Component data from apps and pages
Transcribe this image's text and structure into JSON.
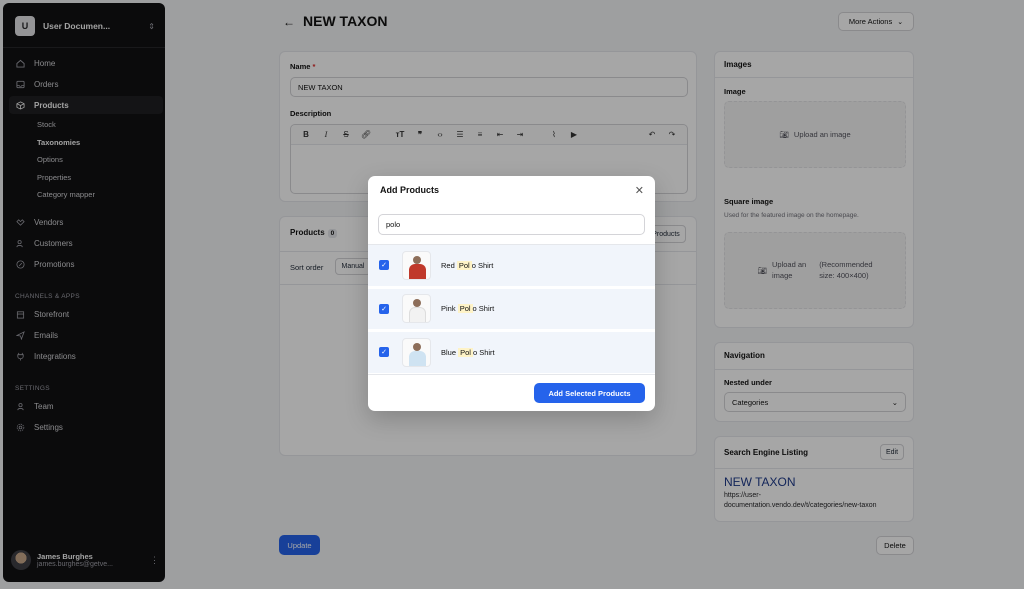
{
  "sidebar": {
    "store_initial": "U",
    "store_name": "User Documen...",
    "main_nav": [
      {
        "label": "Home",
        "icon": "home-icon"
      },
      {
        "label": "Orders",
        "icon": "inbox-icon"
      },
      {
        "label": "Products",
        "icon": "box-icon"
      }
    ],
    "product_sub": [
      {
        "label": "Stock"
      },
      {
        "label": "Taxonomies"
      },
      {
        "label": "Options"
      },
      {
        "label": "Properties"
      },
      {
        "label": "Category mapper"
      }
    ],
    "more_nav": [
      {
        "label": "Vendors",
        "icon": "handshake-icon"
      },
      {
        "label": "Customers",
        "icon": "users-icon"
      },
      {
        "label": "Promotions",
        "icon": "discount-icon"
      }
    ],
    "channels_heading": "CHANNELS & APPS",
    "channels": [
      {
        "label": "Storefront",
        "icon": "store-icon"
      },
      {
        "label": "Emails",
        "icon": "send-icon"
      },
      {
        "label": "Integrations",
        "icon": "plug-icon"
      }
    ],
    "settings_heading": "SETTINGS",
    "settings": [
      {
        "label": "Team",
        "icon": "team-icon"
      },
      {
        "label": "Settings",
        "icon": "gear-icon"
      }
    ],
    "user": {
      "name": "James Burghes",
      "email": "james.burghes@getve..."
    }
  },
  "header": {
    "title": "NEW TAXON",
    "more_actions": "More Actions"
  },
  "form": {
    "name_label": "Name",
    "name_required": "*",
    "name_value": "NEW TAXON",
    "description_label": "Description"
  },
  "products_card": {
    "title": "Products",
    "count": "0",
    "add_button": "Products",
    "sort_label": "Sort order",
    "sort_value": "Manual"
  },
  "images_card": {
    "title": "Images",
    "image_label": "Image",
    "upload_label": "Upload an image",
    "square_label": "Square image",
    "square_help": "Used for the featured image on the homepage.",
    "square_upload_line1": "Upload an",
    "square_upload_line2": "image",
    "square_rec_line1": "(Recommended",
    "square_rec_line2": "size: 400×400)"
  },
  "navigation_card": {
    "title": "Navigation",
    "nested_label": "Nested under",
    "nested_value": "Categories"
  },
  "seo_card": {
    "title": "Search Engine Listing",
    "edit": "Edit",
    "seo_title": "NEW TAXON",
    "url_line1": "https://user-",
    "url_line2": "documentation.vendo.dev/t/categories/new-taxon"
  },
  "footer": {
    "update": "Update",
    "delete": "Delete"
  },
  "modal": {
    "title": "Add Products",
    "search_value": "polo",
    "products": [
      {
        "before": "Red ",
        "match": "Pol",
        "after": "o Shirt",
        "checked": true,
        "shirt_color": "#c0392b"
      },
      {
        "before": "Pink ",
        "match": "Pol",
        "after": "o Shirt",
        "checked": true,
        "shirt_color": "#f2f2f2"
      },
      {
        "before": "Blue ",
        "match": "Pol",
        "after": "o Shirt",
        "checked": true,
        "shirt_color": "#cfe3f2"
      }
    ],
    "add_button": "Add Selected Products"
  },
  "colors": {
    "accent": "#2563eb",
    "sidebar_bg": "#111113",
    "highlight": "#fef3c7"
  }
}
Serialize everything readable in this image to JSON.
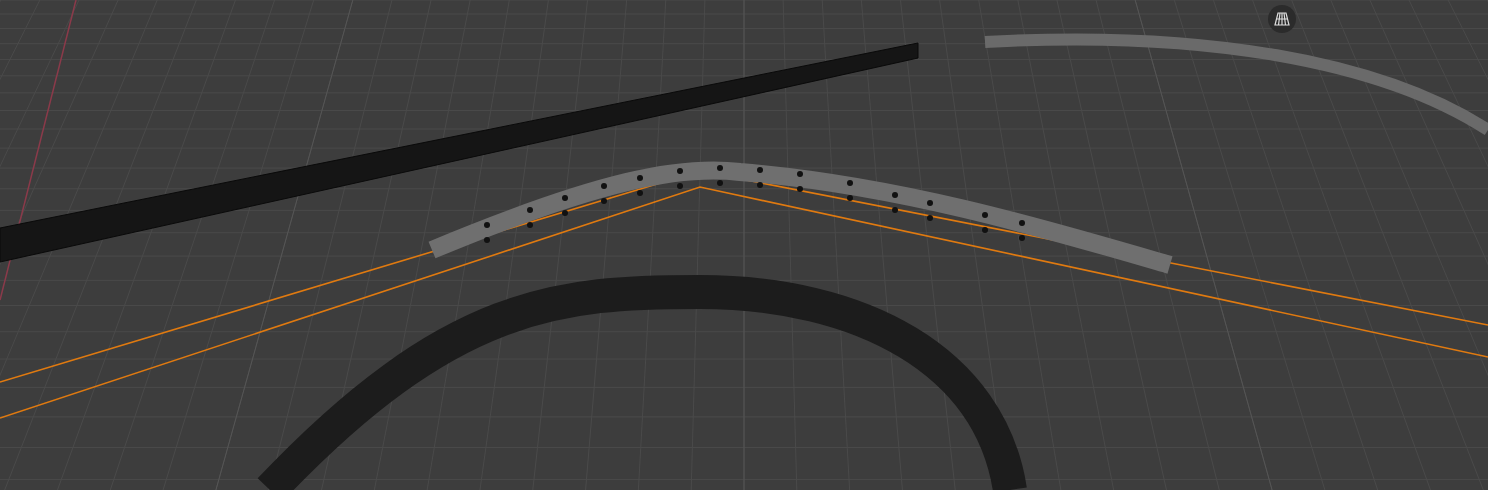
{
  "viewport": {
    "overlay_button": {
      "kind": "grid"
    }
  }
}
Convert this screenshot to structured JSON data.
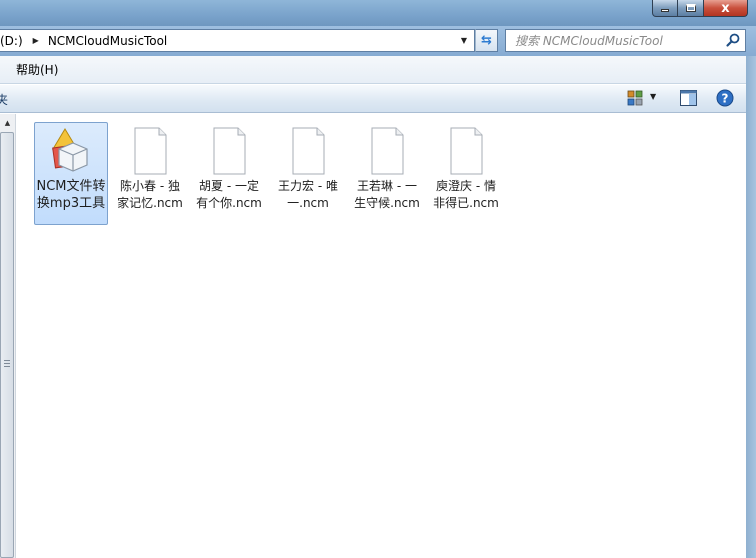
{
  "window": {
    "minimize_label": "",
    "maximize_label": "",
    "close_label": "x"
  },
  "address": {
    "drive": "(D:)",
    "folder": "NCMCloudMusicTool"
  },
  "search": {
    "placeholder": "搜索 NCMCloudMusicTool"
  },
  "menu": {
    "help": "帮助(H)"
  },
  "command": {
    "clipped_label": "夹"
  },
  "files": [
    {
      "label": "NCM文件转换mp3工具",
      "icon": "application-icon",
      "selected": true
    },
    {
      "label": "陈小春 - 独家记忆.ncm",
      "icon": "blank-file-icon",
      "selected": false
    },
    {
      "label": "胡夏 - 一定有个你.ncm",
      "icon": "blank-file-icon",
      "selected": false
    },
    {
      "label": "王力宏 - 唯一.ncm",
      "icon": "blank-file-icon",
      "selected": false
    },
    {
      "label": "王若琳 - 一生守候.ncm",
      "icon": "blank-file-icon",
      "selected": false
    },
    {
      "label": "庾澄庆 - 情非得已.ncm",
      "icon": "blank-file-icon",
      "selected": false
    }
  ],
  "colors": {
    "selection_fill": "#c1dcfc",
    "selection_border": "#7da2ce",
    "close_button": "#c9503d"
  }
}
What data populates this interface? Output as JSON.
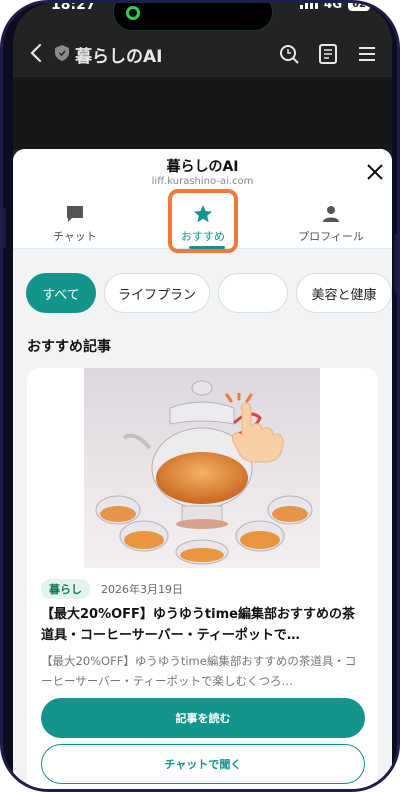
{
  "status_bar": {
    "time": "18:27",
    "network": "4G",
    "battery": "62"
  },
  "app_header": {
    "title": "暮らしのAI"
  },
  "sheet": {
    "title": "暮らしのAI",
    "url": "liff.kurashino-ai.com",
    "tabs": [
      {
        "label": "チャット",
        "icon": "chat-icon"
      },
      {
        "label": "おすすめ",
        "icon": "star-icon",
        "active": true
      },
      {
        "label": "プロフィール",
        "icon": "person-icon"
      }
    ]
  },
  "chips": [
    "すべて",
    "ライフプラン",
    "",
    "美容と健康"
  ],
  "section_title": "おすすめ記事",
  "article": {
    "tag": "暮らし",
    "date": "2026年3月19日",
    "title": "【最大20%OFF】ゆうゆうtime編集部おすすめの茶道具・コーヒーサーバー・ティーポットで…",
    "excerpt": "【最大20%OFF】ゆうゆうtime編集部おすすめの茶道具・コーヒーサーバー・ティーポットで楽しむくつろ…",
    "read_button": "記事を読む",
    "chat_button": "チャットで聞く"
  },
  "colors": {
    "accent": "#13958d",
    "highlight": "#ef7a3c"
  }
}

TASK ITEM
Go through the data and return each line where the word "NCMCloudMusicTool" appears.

WRITTEN REPLY
    "folder": "NCMCloudMusicTool"
    "placeholder": "搜索 NCMCloudMusicTool"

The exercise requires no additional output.